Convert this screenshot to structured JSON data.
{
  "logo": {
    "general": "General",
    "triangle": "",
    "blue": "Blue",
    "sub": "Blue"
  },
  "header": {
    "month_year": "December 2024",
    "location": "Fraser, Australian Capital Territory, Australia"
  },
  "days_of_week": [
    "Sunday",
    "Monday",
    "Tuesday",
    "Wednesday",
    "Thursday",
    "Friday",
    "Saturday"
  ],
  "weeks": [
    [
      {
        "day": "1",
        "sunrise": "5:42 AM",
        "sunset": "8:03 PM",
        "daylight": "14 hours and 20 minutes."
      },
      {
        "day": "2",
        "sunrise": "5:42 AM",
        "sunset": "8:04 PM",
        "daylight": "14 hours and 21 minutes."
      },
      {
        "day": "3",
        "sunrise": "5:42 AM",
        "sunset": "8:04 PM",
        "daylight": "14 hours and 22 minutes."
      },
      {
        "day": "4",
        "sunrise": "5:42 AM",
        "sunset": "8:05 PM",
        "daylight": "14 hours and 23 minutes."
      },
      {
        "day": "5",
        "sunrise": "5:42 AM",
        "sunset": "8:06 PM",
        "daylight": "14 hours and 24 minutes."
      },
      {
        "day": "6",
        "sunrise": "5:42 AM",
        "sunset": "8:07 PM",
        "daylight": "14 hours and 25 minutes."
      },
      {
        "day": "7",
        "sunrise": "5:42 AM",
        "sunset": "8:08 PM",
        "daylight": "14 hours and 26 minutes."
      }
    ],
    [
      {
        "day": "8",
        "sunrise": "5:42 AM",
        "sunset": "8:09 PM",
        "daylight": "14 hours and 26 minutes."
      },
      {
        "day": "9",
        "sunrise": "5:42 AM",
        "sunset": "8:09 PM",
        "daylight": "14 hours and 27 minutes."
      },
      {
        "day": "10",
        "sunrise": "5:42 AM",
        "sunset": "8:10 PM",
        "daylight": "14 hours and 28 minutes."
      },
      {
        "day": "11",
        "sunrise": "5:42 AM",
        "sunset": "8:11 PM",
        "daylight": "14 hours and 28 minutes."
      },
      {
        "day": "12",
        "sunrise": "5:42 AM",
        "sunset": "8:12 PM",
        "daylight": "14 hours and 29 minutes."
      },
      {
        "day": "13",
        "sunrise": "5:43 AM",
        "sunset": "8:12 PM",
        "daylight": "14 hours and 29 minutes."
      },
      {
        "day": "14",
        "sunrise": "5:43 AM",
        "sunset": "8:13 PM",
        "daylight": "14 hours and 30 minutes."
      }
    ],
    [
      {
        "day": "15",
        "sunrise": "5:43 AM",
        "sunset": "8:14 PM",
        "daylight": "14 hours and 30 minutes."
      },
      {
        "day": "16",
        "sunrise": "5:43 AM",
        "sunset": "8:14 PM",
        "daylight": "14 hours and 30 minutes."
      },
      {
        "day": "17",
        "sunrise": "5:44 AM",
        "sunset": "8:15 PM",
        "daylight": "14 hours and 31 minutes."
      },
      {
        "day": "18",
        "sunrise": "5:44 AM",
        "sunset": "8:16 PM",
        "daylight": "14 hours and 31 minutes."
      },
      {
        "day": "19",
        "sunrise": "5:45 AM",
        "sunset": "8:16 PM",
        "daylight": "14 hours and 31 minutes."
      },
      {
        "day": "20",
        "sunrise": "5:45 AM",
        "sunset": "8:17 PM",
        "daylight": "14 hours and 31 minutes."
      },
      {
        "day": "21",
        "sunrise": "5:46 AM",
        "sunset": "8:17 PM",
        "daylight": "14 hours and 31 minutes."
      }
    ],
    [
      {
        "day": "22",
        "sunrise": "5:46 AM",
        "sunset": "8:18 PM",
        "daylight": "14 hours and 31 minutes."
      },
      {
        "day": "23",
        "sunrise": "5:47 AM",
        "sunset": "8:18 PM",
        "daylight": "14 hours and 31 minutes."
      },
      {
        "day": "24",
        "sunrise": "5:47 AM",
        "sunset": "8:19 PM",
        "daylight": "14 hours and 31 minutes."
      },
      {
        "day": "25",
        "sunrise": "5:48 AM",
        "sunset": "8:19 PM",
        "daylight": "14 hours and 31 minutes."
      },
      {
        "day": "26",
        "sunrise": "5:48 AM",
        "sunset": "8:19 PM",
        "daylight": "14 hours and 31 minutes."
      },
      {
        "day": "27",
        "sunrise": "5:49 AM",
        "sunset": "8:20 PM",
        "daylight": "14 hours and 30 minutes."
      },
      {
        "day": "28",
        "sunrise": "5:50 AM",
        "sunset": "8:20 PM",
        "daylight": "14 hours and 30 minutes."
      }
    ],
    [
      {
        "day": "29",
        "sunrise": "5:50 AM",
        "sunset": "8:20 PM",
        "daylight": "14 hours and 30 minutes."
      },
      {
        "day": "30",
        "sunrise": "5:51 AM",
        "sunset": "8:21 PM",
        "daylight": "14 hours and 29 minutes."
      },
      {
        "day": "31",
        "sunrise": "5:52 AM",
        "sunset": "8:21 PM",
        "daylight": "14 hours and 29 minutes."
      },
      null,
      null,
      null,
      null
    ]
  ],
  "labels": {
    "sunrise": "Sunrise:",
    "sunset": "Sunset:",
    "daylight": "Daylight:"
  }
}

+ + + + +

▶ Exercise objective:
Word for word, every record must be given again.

▶ Response to the task:
Convert this screenshot to structured JSON data.
{
  "logo": {
    "general": "General",
    "triangle": "",
    "blue": "Blue",
    "sub": "Blue"
  },
  "header": {
    "month_year": "December 2024",
    "location": "Fraser, Australian Capital Territory, Australia"
  },
  "days_of_week": [
    "Sunday",
    "Monday",
    "Tuesday",
    "Wednesday",
    "Thursday",
    "Friday",
    "Saturday"
  ],
  "weeks": [
    [
      {
        "day": "1",
        "sunrise": "5:42 AM",
        "sunset": "8:03 PM",
        "daylight": "14 hours and 20 minutes."
      },
      {
        "day": "2",
        "sunrise": "5:42 AM",
        "sunset": "8:04 PM",
        "daylight": "14 hours and 21 minutes."
      },
      {
        "day": "3",
        "sunrise": "5:42 AM",
        "sunset": "8:04 PM",
        "daylight": "14 hours and 22 minutes."
      },
      {
        "day": "4",
        "sunrise": "5:42 AM",
        "sunset": "8:05 PM",
        "daylight": "14 hours and 23 minutes."
      },
      {
        "day": "5",
        "sunrise": "5:42 AM",
        "sunset": "8:06 PM",
        "daylight": "14 hours and 24 minutes."
      },
      {
        "day": "6",
        "sunrise": "5:42 AM",
        "sunset": "8:07 PM",
        "daylight": "14 hours and 25 minutes."
      },
      {
        "day": "7",
        "sunrise": "5:42 AM",
        "sunset": "8:08 PM",
        "daylight": "14 hours and 26 minutes."
      }
    ],
    [
      {
        "day": "8",
        "sunrise": "5:42 AM",
        "sunset": "8:09 PM",
        "daylight": "14 hours and 26 minutes."
      },
      {
        "day": "9",
        "sunrise": "5:42 AM",
        "sunset": "8:09 PM",
        "daylight": "14 hours and 27 minutes."
      },
      {
        "day": "10",
        "sunrise": "5:42 AM",
        "sunset": "8:10 PM",
        "daylight": "14 hours and 28 minutes."
      },
      {
        "day": "11",
        "sunrise": "5:42 AM",
        "sunset": "8:11 PM",
        "daylight": "14 hours and 28 minutes."
      },
      {
        "day": "12",
        "sunrise": "5:42 AM",
        "sunset": "8:12 PM",
        "daylight": "14 hours and 29 minutes."
      },
      {
        "day": "13",
        "sunrise": "5:43 AM",
        "sunset": "8:12 PM",
        "daylight": "14 hours and 29 minutes."
      },
      {
        "day": "14",
        "sunrise": "5:43 AM",
        "sunset": "8:13 PM",
        "daylight": "14 hours and 30 minutes."
      }
    ],
    [
      {
        "day": "15",
        "sunrise": "5:43 AM",
        "sunset": "8:14 PM",
        "daylight": "14 hours and 30 minutes."
      },
      {
        "day": "16",
        "sunrise": "5:43 AM",
        "sunset": "8:14 PM",
        "daylight": "14 hours and 30 minutes."
      },
      {
        "day": "17",
        "sunrise": "5:44 AM",
        "sunset": "8:15 PM",
        "daylight": "14 hours and 31 minutes."
      },
      {
        "day": "18",
        "sunrise": "5:44 AM",
        "sunset": "8:16 PM",
        "daylight": "14 hours and 31 minutes."
      },
      {
        "day": "19",
        "sunrise": "5:45 AM",
        "sunset": "8:16 PM",
        "daylight": "14 hours and 31 minutes."
      },
      {
        "day": "20",
        "sunrise": "5:45 AM",
        "sunset": "8:17 PM",
        "daylight": "14 hours and 31 minutes."
      },
      {
        "day": "21",
        "sunrise": "5:46 AM",
        "sunset": "8:17 PM",
        "daylight": "14 hours and 31 minutes."
      }
    ],
    [
      {
        "day": "22",
        "sunrise": "5:46 AM",
        "sunset": "8:18 PM",
        "daylight": "14 hours and 31 minutes."
      },
      {
        "day": "23",
        "sunrise": "5:47 AM",
        "sunset": "8:18 PM",
        "daylight": "14 hours and 31 minutes."
      },
      {
        "day": "24",
        "sunrise": "5:47 AM",
        "sunset": "8:19 PM",
        "daylight": "14 hours and 31 minutes."
      },
      {
        "day": "25",
        "sunrise": "5:48 AM",
        "sunset": "8:19 PM",
        "daylight": "14 hours and 31 minutes."
      },
      {
        "day": "26",
        "sunrise": "5:48 AM",
        "sunset": "8:19 PM",
        "daylight": "14 hours and 31 minutes."
      },
      {
        "day": "27",
        "sunrise": "5:49 AM",
        "sunset": "8:20 PM",
        "daylight": "14 hours and 30 minutes."
      },
      {
        "day": "28",
        "sunrise": "5:50 AM",
        "sunset": "8:20 PM",
        "daylight": "14 hours and 30 minutes."
      }
    ],
    [
      {
        "day": "29",
        "sunrise": "5:50 AM",
        "sunset": "8:20 PM",
        "daylight": "14 hours and 30 minutes."
      },
      {
        "day": "30",
        "sunrise": "5:51 AM",
        "sunset": "8:21 PM",
        "daylight": "14 hours and 29 minutes."
      },
      {
        "day": "31",
        "sunrise": "5:52 AM",
        "sunset": "8:21 PM",
        "daylight": "14 hours and 29 minutes."
      },
      null,
      null,
      null,
      null
    ]
  ],
  "labels": {
    "sunrise": "Sunrise:",
    "sunset": "Sunset:",
    "daylight": "Daylight:"
  }
}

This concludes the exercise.